We frequently discuss what governments and industries are doing to improve the supply chain's label tracking and traceability. While it's important that businesses adhere to these mandates and regulations to keep up with others, being innovative and setting a high standard of label compliance will inevitably draw more client partnerships. With that, other businesses are left with no option but to keep up with their pace.
A few weeks ago, we talked about how Apple Inc. was able to set a new precedent for manufacturers that use supplies that are produced in foreign countries. Rather than simply sweep allegations of improper labor practices under the rug, Apple not only annually releases a list of their suppliers, the company also inspects and reprimands any facilities that are violating its own set of standards for fair labor. Because of this, other industry leaders have been following similar full-disclosure initiatives.
While your company probably isn't a conglomerate the size of Apple, you can similarly transcend the way the supply chain in your own industry is run by improving the productivity in your operation.
With new labeling technologies like QR barcodes, RFID labels and digital barcode scanners, suppliers and manufacturers have more innovative options at their disposal than ever before.
In order to implement new technology and effectively improve productivity with it, businesses need to be sure that their employees are well trained to use the equipment well.
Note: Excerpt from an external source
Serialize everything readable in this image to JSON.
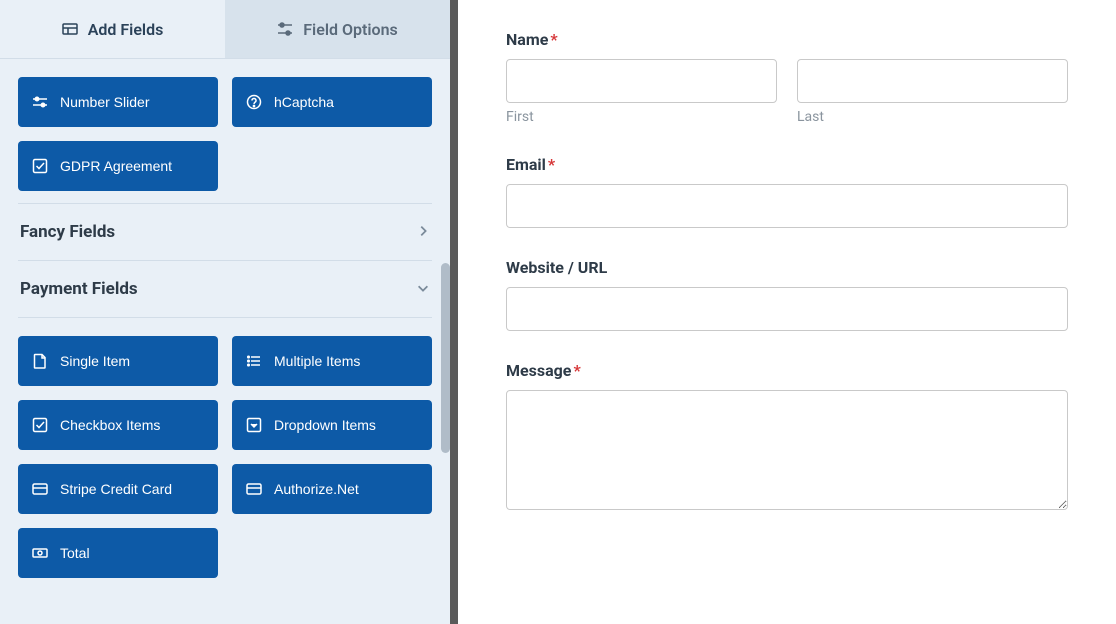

Donna Wells, CEO of Mindflash.com, an online training platform, wrote in an article for Inc.com that 20 percent of a business's annual revenue should come directly from employees utilizing skills they've learned in the past two years and putting them into action.
With that in mind, it's important that when business leaders plan their budget, they invest in enough technology and training that they believe can bring back 20 percent of their projected revenue. If used properly, this strategy can bring in a progressively increasing return on investment.